=== SUPPLIED ENTRIES ===
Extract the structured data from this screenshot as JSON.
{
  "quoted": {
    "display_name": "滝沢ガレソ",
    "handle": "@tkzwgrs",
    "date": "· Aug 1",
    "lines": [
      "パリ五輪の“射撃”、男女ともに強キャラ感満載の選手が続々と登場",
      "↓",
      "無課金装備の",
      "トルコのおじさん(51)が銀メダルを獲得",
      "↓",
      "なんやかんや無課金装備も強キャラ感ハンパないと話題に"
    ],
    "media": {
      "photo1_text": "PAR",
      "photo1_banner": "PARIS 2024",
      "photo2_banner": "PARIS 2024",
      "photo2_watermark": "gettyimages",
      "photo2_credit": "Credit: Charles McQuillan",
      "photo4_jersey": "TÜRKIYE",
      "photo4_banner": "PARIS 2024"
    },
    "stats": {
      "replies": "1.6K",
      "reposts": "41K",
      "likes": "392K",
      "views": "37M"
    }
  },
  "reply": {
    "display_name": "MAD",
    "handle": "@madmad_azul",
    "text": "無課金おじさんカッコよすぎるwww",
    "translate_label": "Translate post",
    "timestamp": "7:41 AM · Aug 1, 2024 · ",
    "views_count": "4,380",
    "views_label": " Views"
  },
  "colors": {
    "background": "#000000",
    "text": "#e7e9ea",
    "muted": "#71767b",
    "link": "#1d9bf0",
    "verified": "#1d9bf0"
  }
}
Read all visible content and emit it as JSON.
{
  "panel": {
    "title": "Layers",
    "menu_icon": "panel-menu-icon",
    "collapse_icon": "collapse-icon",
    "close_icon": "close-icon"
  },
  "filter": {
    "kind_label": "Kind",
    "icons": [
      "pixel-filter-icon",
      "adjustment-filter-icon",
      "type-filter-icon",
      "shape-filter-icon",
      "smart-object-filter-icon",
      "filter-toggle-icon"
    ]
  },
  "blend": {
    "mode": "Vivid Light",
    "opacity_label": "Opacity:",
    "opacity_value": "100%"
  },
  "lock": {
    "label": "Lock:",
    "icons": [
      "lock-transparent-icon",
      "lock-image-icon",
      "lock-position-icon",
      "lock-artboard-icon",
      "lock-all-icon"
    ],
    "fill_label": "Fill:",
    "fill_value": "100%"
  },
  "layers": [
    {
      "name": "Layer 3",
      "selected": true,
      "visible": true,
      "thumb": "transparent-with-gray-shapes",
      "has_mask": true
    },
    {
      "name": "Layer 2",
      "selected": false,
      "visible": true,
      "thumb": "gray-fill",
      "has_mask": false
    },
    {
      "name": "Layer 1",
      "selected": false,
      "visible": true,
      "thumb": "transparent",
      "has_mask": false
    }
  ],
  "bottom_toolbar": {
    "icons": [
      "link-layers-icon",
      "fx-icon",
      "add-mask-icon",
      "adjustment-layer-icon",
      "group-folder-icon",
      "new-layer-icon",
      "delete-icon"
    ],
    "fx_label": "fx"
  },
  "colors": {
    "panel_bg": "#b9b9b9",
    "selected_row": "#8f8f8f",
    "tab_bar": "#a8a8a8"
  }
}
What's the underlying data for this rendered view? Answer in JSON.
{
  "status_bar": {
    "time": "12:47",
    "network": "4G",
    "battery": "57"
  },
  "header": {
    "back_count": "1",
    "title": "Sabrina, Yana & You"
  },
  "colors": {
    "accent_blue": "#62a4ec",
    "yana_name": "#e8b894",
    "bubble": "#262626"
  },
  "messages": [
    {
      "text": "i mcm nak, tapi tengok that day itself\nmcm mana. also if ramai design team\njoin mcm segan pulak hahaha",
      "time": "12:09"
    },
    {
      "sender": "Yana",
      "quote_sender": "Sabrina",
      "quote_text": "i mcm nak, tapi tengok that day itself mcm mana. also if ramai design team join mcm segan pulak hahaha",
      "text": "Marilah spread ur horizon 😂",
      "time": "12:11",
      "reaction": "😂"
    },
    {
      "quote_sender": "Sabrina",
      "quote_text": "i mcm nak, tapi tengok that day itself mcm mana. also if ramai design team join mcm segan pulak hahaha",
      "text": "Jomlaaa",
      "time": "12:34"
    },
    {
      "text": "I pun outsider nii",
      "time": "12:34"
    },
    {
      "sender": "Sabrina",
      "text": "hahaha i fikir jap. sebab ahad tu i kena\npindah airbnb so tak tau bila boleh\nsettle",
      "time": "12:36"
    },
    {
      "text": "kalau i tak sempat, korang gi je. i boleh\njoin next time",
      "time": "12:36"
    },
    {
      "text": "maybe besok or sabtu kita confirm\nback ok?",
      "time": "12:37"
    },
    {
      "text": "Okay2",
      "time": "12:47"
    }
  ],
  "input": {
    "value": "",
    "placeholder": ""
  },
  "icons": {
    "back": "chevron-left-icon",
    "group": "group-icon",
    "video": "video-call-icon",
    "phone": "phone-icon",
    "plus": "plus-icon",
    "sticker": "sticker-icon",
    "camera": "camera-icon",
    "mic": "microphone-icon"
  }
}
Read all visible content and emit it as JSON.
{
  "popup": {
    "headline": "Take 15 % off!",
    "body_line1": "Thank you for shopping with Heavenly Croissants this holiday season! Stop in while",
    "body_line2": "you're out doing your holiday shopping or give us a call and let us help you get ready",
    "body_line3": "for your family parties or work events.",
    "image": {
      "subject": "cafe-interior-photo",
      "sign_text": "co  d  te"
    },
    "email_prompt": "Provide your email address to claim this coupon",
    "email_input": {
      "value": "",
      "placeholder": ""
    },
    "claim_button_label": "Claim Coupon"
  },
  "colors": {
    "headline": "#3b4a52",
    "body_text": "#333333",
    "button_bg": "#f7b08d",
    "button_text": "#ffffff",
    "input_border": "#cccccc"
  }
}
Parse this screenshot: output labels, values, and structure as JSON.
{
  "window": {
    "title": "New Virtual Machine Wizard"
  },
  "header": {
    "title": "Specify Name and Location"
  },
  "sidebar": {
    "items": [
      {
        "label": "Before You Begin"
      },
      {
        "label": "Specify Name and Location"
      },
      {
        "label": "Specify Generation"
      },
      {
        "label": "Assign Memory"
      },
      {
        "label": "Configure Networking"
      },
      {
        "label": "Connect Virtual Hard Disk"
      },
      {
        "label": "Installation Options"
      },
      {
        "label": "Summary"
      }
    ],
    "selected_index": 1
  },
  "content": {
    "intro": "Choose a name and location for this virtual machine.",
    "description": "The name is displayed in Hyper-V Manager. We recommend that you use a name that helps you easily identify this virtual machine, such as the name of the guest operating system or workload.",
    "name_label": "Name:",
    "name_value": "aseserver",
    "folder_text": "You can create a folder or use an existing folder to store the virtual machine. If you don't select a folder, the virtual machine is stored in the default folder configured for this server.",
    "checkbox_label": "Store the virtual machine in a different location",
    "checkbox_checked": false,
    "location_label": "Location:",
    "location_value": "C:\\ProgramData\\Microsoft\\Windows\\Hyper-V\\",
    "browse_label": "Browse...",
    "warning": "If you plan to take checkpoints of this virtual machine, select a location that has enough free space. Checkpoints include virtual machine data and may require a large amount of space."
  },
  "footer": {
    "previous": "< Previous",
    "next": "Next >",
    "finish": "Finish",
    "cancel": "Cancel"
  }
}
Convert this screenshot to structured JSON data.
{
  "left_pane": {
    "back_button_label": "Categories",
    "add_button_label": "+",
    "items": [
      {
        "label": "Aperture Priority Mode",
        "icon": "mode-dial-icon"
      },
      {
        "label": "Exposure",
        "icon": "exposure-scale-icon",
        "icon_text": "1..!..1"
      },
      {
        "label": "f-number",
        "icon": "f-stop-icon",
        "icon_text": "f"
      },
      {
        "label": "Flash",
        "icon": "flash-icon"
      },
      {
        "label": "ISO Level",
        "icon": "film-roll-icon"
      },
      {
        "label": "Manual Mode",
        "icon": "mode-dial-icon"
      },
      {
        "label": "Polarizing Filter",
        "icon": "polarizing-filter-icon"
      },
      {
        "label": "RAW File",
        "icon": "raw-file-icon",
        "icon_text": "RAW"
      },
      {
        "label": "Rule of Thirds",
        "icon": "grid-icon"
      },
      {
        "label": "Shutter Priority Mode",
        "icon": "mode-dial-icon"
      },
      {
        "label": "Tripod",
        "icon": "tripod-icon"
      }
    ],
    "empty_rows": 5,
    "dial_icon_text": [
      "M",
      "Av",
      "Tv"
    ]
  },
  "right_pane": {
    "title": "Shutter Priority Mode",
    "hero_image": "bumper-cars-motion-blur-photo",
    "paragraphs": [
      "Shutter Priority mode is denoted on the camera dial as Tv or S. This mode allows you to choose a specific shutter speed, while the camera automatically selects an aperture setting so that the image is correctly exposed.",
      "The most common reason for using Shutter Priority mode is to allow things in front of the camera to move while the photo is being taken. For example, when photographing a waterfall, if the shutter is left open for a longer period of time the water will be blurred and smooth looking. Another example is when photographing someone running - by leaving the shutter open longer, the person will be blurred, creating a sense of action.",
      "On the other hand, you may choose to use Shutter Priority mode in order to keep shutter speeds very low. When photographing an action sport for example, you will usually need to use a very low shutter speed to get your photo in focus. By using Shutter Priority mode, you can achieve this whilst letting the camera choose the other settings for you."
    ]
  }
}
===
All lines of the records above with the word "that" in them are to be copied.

      "text": "i mcm nak, tapi tengok that day itself\nmcm mana. also if ramai design team\njoin mcm segan pulak hahaha",
      "quote_text": "i mcm nak, tapi tengok that day itself mcm mana. also if ramai design team join mcm segan pulak hahaha",
      "quote_text": "i mcm nak, tapi tengok that day itself mcm mana. also if ramai design team join mcm segan pulak hahaha",
    "description": "The name is displayed in Hyper-V Manager. We recommend that you use a name that helps you easily identify this virtual machine, such as the name of the guest operating system or workload.",
    "warning": "If you plan to take checkpoints of this virtual machine, select a location that has enough free space. Checkpoints include virtual machine data and may require a large amount of space."
      "Shutter Priority mode is denoted on the camera dial as Tv or S. This mode allows you to choose a specific shutter speed, while the camera automatically selects an aperture setting so that the image is correctly exposed.",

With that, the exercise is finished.